41 Hublersburg CDP 104
42 Mount Eagle CDP 103
T-43 Jacksonville CDP 95
T-43 Orviston CDP 95

See also

References

  1. ^ "PHMC Historical Markers Search" (Searchable database). Pennsylvania Historical and Museum Commission. Commonwealth of Pennsylvania. Retrieved January 25, 2014.
  2. ^ "State & County QuickFacts". United States Census Bureau. Archived from the original on June 6, 2011. Retrieved November 16, 2013.
  3. ^ "Find a County". National Association of Counties. Archived from the original on May 31, 2011. Retrieved June 7, 2011.
  4. ^ "Centre County Pennsylvania: 15 Historical Sketches of Our 200 Years". Retrieved June 18, 2012.
  5. ^ "2010 Census Gazetteer Files". United States Census Bureau. August 22, 2012. Retrieved March 6, 2015.
  6. ^ "PRISM Climate Group at Oregon State University".
  7. ^ "Census 2020".
  8. ^ "U.S. Census website". United States Census Bureau. Retrieved January 31, 2008.
  9. ^ "Office of Management and Budget". whitehouse.gov. Retrieved March 31, 2018.
  10. ^ a b "2010 U.S. Census website". United States Census Bureau. Retrieved February 10, 2013.
  11. ^ "Centre County Government - Welcome Page". Centre County Government. Retrieved November 21, 2015.
  12. ^ a b Center, Legislativate Data Processing. "Find Your Legislator". The official website for the Pennsylvania General Assembly. Retrieved April 20, 2017.
  13. ^ Leip, David. "Dave Leip's Atlas of U.S. Presidential Elections". uselectionatlas.org. Retrieved March 31, 2018.
  14. ^ Voter Registration Statistics Archived 2014-11-05 at the Wayback Machine. Dos.state.pa.us. Retrieved on 2014-11-04.
  15. ^ http://uselectionatlas.org/RESULTS/state.php?year=2012&fips=42&f=0&off=0&elect=0[bare URL]
  16. ^ a b "Centre County, PA - Official Website - Election Results". centrecountypa.gov. Retrieved March 31, 2018.
  17. ^ "Pennsylvania Newspapers". NewsLink. Retrieved March 20, 2011.
  18. ^ Town & Gown Magazine Town & Gown Magazine
  19. ^ State College Magazine, Pennsylvania Archived January 2, 2016, at the Wayback Machine. State College Magazine (2011-03-01). Retrieved on 2011-03-30.
  20. ^ Good Life in Happy Valley | Centre Daily Times – State College, PA | Penn State, Nittany Lions, weather, news, jobs, homes, apartments, real estate Archived 2012-05-31 at the Wayback Machine. Centredaily.com (2009-06-19). Retrieved on 2011-03-30.
  21. ^ "Voices of Central Pa - Central Pennsylvania's Independent Community Newspaper". www.voicesweb.org. Archived from the original on April 1, 2018. Retrieved March 31, 2018.
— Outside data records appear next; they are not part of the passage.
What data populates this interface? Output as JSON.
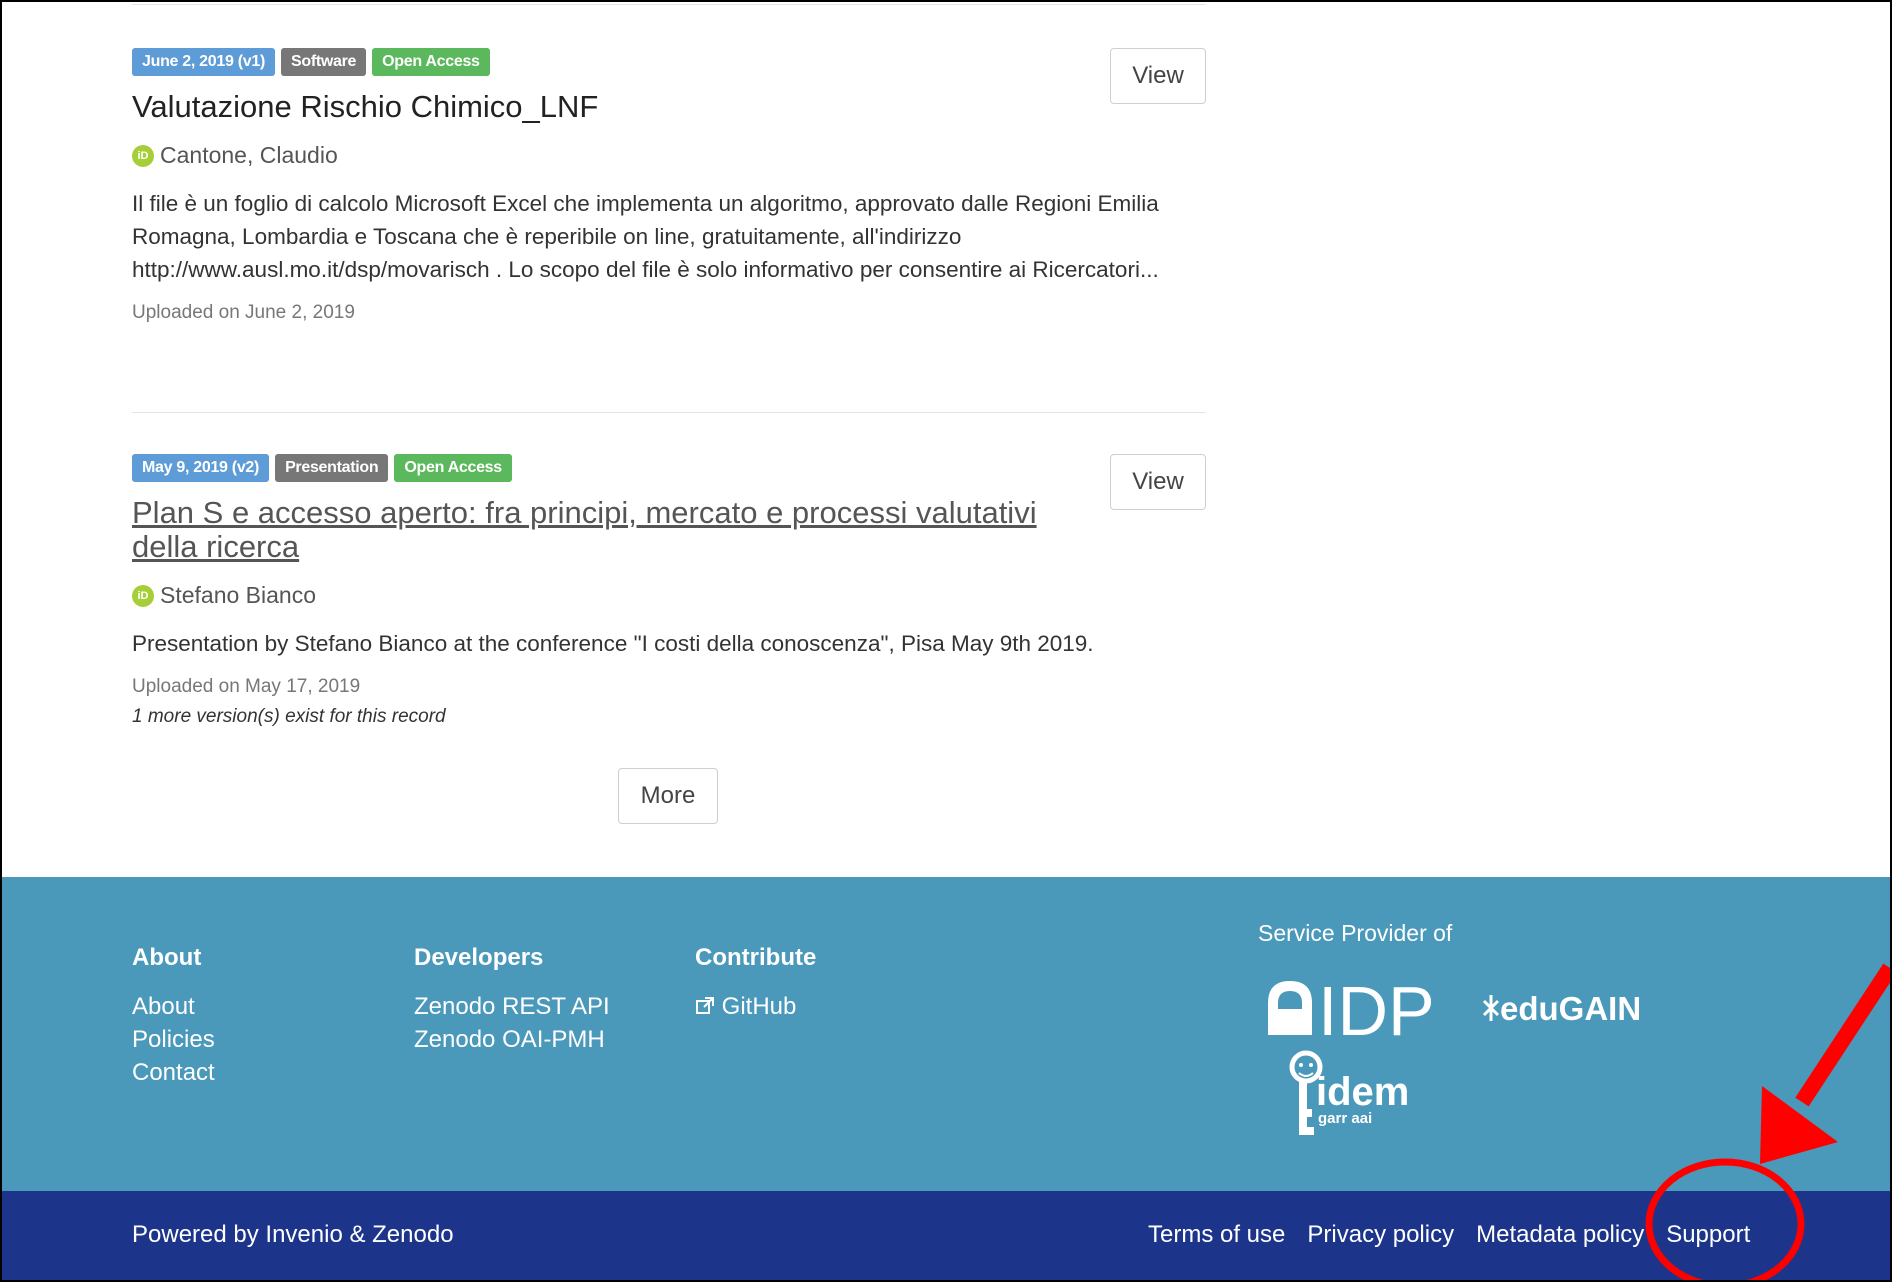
{
  "records": [
    {
      "badges": {
        "date": "June 2, 2019 (v1)",
        "type": "Software",
        "access": "Open Access"
      },
      "view_label": "View",
      "title": "Valutazione Rischio Chimico_LNF",
      "author": "Cantone, Claudio",
      "description": "Il file è un foglio di calcolo Microsoft Excel che implementa un algoritmo, approvato dalle Regioni Emilia Romagna, Lombardia e Toscana che è reperibile on line, gratuitamente, all'indirizzo http://www.ausl.mo.it/dsp/movarisch . Lo scopo del file è solo informativo per consentire ai Ricercatori...",
      "uploaded": "Uploaded on June 2, 2019"
    },
    {
      "badges": {
        "date": "May 9, 2019 (v2)",
        "type": "Presentation",
        "access": "Open Access"
      },
      "view_label": "View",
      "title": "Plan S e accesso aperto: fra principi, mercato e processi valutativi della ricerca",
      "author": "Stefano Bianco",
      "description": "Presentation by Stefano Bianco at the conference \"I costi della conoscenza\", Pisa May 9th 2019.",
      "uploaded": "Uploaded on May 17, 2019",
      "versions_note": "1 more version(s) exist for this record"
    }
  ],
  "more_label": "More",
  "footer": {
    "columns": [
      {
        "heading": "About",
        "links": [
          "About",
          "Policies",
          "Contact"
        ]
      },
      {
        "heading": "Developers",
        "links": [
          "Zenodo REST API",
          "Zenodo OAI-PMH"
        ]
      },
      {
        "heading": "Contribute",
        "links": [
          "GitHub"
        ]
      }
    ],
    "service_provider": "Service Provider of",
    "logos": {
      "idp": "IDP",
      "edugain": "eduGAIN",
      "idem": "idem",
      "idem_sub": "garr aai"
    },
    "powered_by": "Powered by Invenio & Zenodo",
    "bottom_links": [
      "Terms of use",
      "Privacy policy",
      "Metadata policy",
      "Support"
    ]
  },
  "colors": {
    "badge_date": "#5d9cd6",
    "badge_type": "#777777",
    "badge_access": "#5cb85c",
    "footer_top": "#4a98ba",
    "footer_bottom": "#1c348a",
    "annotation": "#ff0000"
  },
  "icons": [
    "orcid-icon",
    "external-link-icon"
  ]
}
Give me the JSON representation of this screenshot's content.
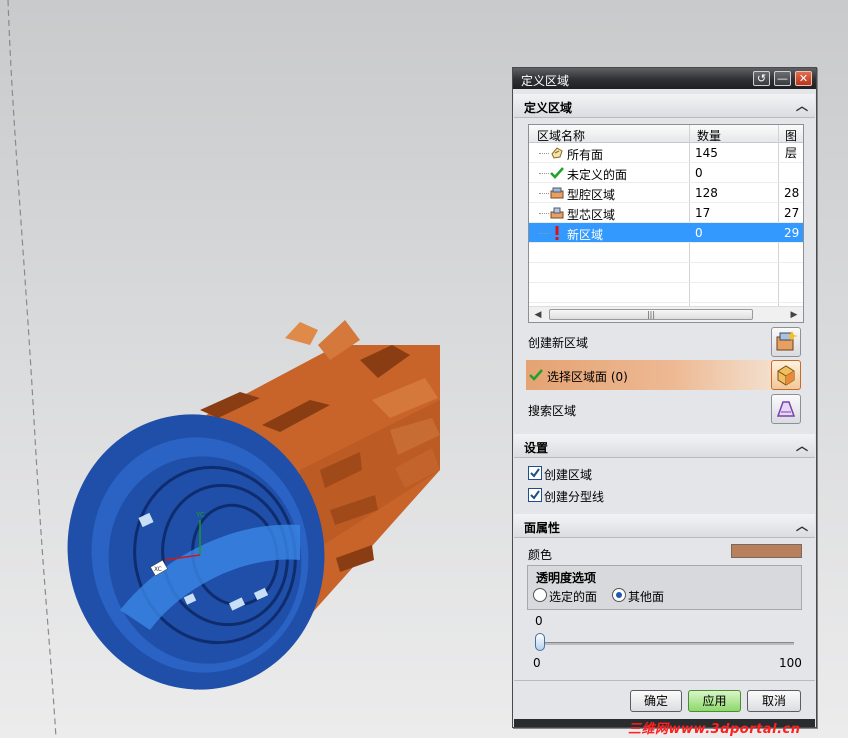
{
  "dialog": {
    "title": "定义区域",
    "title_buttons": [
      "reset-icon",
      "minimize-icon",
      "close-icon"
    ]
  },
  "section_define": {
    "header": "定义区域",
    "table": {
      "columns": [
        "区域名称",
        "数量",
        "图层"
      ],
      "rows": [
        {
          "icon": "all-faces-icon",
          "name": "所有面",
          "count": "145",
          "layer": ""
        },
        {
          "icon": "green-check-icon",
          "name": "未定义的面",
          "count": "0",
          "layer": ""
        },
        {
          "icon": "cavity-region-icon",
          "name": "型腔区域",
          "count": "128",
          "layer": "28"
        },
        {
          "icon": "core-region-icon",
          "name": "型芯区域",
          "count": "17",
          "layer": "27"
        },
        {
          "icon": "warning-exclamation-icon",
          "name": "新区域",
          "count": "0",
          "layer": "29",
          "selected": true
        }
      ]
    },
    "create_region_label": "创建新区域",
    "select_faces_label": "选择区域面 (0)",
    "search_region_label": "搜索区域"
  },
  "section_settings": {
    "header": "设置",
    "options": [
      {
        "label": "创建区域",
        "checked": true
      },
      {
        "label": "创建分型线",
        "checked": true
      }
    ]
  },
  "section_face_props": {
    "header": "面属性",
    "color_label": "颜色",
    "color_value": "#b8815d",
    "transparency": {
      "legend": "透明度选项",
      "options": [
        {
          "label": "选定的面",
          "selected": false
        },
        {
          "label": "其他面",
          "selected": true
        }
      ],
      "value": 0,
      "min_label": "0",
      "max_label": "100",
      "value_label": "0"
    }
  },
  "buttons": {
    "ok": "确定",
    "apply": "应用",
    "cancel": "取消"
  },
  "model": {
    "axis_label_y": "YC",
    "axis_label_x": "XC"
  },
  "watermark": "三维网www.3dportal.cn",
  "colors": {
    "orange_body": "#c8642a",
    "blue_face": "#1f4fa8",
    "selection": "#3399ff"
  }
}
Coordinates: 40°55′N 77°49′W / 40.91°N 77.82°W / 40.91; -77.82